THE PROBLEM:
In this exercise, reproduce all the entries that follow exactly.

SUPPLIED ENTRIES:

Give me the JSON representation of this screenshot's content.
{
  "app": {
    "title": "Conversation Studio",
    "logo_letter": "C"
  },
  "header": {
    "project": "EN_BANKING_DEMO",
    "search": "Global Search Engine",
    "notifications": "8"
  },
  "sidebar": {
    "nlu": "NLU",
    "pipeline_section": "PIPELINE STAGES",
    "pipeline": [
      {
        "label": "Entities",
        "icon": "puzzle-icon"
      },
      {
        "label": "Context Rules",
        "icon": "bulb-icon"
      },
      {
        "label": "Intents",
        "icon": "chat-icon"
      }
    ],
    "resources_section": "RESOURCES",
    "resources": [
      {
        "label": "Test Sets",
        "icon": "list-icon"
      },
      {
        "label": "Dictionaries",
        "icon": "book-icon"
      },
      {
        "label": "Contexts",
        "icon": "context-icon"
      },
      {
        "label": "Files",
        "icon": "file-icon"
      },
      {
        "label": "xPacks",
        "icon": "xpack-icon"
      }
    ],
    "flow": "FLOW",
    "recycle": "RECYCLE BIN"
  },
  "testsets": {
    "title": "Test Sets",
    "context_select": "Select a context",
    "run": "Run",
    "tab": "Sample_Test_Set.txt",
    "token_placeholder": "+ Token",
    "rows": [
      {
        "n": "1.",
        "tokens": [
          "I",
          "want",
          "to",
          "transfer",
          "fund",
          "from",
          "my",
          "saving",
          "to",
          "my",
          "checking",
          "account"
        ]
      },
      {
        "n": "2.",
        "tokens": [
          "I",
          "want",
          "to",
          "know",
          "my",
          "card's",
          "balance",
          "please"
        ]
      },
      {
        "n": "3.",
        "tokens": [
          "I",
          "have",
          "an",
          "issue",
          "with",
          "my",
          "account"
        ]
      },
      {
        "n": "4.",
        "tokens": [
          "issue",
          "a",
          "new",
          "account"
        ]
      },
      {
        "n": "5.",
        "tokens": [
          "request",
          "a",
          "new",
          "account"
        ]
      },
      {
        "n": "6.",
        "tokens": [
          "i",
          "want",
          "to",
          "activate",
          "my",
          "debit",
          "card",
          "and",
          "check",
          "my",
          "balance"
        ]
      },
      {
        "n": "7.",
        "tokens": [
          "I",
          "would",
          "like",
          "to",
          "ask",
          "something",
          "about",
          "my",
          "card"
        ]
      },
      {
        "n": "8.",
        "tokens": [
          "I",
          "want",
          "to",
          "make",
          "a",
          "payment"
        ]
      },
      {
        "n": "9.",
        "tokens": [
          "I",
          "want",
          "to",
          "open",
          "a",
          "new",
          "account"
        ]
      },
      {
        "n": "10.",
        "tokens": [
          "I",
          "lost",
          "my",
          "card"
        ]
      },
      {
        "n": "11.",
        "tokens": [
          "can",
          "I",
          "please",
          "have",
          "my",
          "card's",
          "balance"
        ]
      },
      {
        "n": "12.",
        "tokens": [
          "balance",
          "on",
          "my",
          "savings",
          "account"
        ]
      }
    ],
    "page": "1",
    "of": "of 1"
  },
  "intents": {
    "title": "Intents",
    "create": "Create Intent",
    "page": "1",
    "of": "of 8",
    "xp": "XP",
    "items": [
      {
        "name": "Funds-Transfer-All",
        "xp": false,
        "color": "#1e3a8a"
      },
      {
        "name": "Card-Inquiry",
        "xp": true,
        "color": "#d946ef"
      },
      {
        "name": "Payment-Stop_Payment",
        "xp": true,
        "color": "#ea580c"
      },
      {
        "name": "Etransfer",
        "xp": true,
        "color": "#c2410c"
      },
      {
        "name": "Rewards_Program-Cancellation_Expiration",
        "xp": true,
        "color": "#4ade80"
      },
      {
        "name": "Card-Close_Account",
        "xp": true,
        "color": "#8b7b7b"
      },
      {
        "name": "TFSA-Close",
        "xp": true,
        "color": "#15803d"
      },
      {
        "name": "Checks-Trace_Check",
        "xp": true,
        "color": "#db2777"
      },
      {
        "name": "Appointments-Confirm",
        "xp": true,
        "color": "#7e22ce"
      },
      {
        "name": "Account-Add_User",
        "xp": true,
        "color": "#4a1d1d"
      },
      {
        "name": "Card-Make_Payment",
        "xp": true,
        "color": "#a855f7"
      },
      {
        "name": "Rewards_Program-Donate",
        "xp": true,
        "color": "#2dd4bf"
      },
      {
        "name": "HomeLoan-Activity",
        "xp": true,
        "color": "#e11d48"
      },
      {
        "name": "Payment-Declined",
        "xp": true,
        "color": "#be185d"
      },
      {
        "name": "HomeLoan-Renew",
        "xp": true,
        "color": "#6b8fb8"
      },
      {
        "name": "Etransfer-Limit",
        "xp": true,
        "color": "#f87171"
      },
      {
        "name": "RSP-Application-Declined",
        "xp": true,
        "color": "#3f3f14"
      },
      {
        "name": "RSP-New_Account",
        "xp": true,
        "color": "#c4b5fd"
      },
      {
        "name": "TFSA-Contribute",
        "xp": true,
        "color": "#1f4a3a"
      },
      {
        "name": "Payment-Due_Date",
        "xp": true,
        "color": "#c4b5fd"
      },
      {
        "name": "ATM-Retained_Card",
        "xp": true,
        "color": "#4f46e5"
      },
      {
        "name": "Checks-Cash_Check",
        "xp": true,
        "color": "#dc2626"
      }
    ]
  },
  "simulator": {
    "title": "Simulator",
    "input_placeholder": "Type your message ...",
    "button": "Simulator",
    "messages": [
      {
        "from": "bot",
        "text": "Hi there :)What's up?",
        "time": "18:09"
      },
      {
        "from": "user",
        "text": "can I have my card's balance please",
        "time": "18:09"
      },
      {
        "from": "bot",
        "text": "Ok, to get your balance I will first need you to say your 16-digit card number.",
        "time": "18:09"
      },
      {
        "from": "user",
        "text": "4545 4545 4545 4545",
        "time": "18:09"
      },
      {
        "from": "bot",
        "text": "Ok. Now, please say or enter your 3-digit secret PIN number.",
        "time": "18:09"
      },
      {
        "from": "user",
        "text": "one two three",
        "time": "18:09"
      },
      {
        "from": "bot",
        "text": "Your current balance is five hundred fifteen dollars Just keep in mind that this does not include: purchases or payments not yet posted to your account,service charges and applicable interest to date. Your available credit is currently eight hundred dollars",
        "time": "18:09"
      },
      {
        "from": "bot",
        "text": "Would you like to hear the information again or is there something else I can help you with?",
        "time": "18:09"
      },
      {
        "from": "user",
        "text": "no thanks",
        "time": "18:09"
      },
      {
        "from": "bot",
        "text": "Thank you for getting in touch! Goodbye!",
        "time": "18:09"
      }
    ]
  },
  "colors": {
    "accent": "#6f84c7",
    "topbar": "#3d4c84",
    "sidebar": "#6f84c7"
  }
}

YOUR SOLUTION:
Give me the JSON representation of this screenshot's content.
{
  "app": {
    "title": "Conversation Studio",
    "logo_letter": "C"
  },
  "header": {
    "project": "EN_BANKING_DEMO",
    "search": "Global Search Engine",
    "notifications": "8"
  },
  "sidebar": {
    "nlu": "NLU",
    "pipeline_section": "PIPELINE STAGES",
    "pipeline": [
      {
        "label": "Entities",
        "icon": "puzzle-icon"
      },
      {
        "label": "Context Rules",
        "icon": "bulb-icon"
      },
      {
        "label": "Intents",
        "icon": "chat-icon"
      }
    ],
    "resources_section": "RESOURCES",
    "resources": [
      {
        "label": "Test Sets",
        "icon": "list-icon"
      },
      {
        "label": "Dictionaries",
        "icon": "book-icon"
      },
      {
        "label": "Contexts",
        "icon": "context-icon"
      },
      {
        "label": "Files",
        "icon": "file-icon"
      },
      {
        "label": "xPacks",
        "icon": "xpack-icon"
      }
    ],
    "flow": "FLOW",
    "recycle": "RECYCLE BIN"
  },
  "testsets": {
    "title": "Test Sets",
    "context_select": "Select a context",
    "run": "Run",
    "tab": "Sample_Test_Set.txt",
    "token_placeholder": "+ Token",
    "rows": [
      {
        "n": "1.",
        "tokens": [
          "I",
          "want",
          "to",
          "transfer",
          "fund",
          "from",
          "my",
          "saving",
          "to",
          "my",
          "checking",
          "account"
        ]
      },
      {
        "n": "2.",
        "tokens": [
          "I",
          "want",
          "to",
          "know",
          "my",
          "card's",
          "balance",
          "please"
        ]
      },
      {
        "n": "3.",
        "tokens": [
          "I",
          "have",
          "an",
          "issue",
          "with",
          "my",
          "account"
        ]
      },
      {
        "n": "4.",
        "tokens": [
          "issue",
          "a",
          "new",
          "account"
        ]
      },
      {
        "n": "5.",
        "tokens": [
          "request",
          "a",
          "new",
          "account"
        ]
      },
      {
        "n": "6.",
        "tokens": [
          "i",
          "want",
          "to",
          "activate",
          "my",
          "debit",
          "card",
          "and",
          "check",
          "my",
          "balance"
        ]
      },
      {
        "n": "7.",
        "tokens": [
          "I",
          "would",
          "like",
          "to",
          "ask",
          "something",
          "about",
          "my",
          "card"
        ]
      },
      {
        "n": "8.",
        "tokens": [
          "I",
          "want",
          "to",
          "make",
          "a",
          "payment"
        ]
      },
      {
        "n": "9.",
        "tokens": [
          "I",
          "want",
          "to",
          "open",
          "a",
          "new",
          "account"
        ]
      },
      {
        "n": "10.",
        "tokens": [
          "I",
          "lost",
          "my",
          "card"
        ]
      },
      {
        "n": "11.",
        "tokens": [
          "can",
          "I",
          "please",
          "have",
          "my",
          "card's",
          "balance"
        ]
      },
      {
        "n": "12.",
        "tokens": [
          "balance",
          "on",
          "my",
          "savings",
          "account"
        ]
      }
    ],
    "page": "1",
    "of": "of 1"
  },
  "intents": {
    "title": "Intents",
    "create": "Create Intent",
    "page": "1",
    "of": "of 8",
    "xp": "XP",
    "items": [
      {
        "name": "Funds-Transfer-All",
        "xp": false,
        "color": "#1e3a8a"
      },
      {
        "name": "Card-Inquiry",
        "xp": true,
        "color": "#d946ef"
      },
      {
        "name": "Payment-Stop_Payment",
        "xp": true,
        "color": "#ea580c"
      },
      {
        "name": "Etransfer",
        "xp": true,
        "color": "#c2410c"
      },
      {
        "name": "Rewards_Program-Cancellation_Expiration",
        "xp": true,
        "color": "#4ade80"
      },
      {
        "name": "Card-Close_Account",
        "xp": true,
        "color": "#8b7b7b"
      },
      {
        "name": "TFSA-Close",
        "xp": true,
        "color": "#15803d"
      },
      {
        "name": "Checks-Trace_Check",
        "xp": true,
        "color": "#db2777"
      },
      {
        "name": "Appointments-Confirm",
        "xp": true,
        "color": "#7e22ce"
      },
      {
        "name": "Account-Add_User",
        "xp": true,
        "color": "#4a1d1d"
      },
      {
        "name": "Card-Make_Payment",
        "xp": true,
        "color": "#a855f7"
      },
      {
        "name": "Rewards_Program-Donate",
        "xp": true,
        "color": "#2dd4bf"
      },
      {
        "name": "HomeLoan-Activity",
        "xp": true,
        "color": "#e11d48"
      },
      {
        "name": "Payment-Declined",
        "xp": true,
        "color": "#be185d"
      },
      {
        "name": "HomeLoan-Renew",
        "xp": true,
        "color": "#6b8fb8"
      },
      {
        "name": "Etransfer-Limit",
        "xp": true,
        "color": "#f87171"
      },
      {
        "name": "RSP-Application-Declined",
        "xp": true,
        "color": "#3f3f14"
      },
      {
        "name": "RSP-New_Account",
        "xp": true,
        "color": "#c4b5fd"
      },
      {
        "name": "TFSA-Contribute",
        "xp": true,
        "color": "#1f4a3a"
      },
      {
        "name": "Payment-Due_Date",
        "xp": true,
        "color": "#c4b5fd"
      },
      {
        "name": "ATM-Retained_Card",
        "xp": true,
        "color": "#4f46e5"
      },
      {
        "name": "Checks-Cash_Check",
        "xp": true,
        "color": "#dc2626"
      }
    ]
  },
  "simulator": {
    "title": "Simulator",
    "input_placeholder": "Type your message ...",
    "button": "Simulator",
    "messages": [
      {
        "from": "bot",
        "text": "Hi there :)What's up?",
        "time": "18:09"
      },
      {
        "from": "user",
        "text": "can I have my card's balance please",
        "time": "18:09"
      },
      {
        "from": "bot",
        "text": "Ok, to get your balance I will first need you to say your 16-digit card number.",
        "time": "18:09"
      },
      {
        "from": "user",
        "text": "4545 4545 4545 4545",
        "time": "18:09"
      },
      {
        "from": "bot",
        "text": "Ok. Now, please say or enter your 3-digit secret PIN number.",
        "time": "18:09"
      },
      {
        "from": "user",
        "text": "one two three",
        "time": "18:09"
      },
      {
        "from": "bot",
        "text": "Your current balance is five hundred fifteen dollars Just keep in mind that this does not include: purchases or payments not yet posted to your account,service charges and applicable interest to date. Your available credit is currently eight hundred dollars",
        "time": "18:09"
      },
      {
        "from": "bot",
        "text": "Would you like to hear the information again or is there something else I can help you with?",
        "time": "18:09"
      },
      {
        "from": "user",
        "text": "no thanks",
        "time": "18:09"
      },
      {
        "from": "bot",
        "text": "Thank you for getting in touch! Goodbye!",
        "time": "18:09"
      }
    ]
  },
  "colors": {
    "accent": "#6f84c7",
    "topbar": "#3d4c84",
    "sidebar": "#6f84c7"
  }
}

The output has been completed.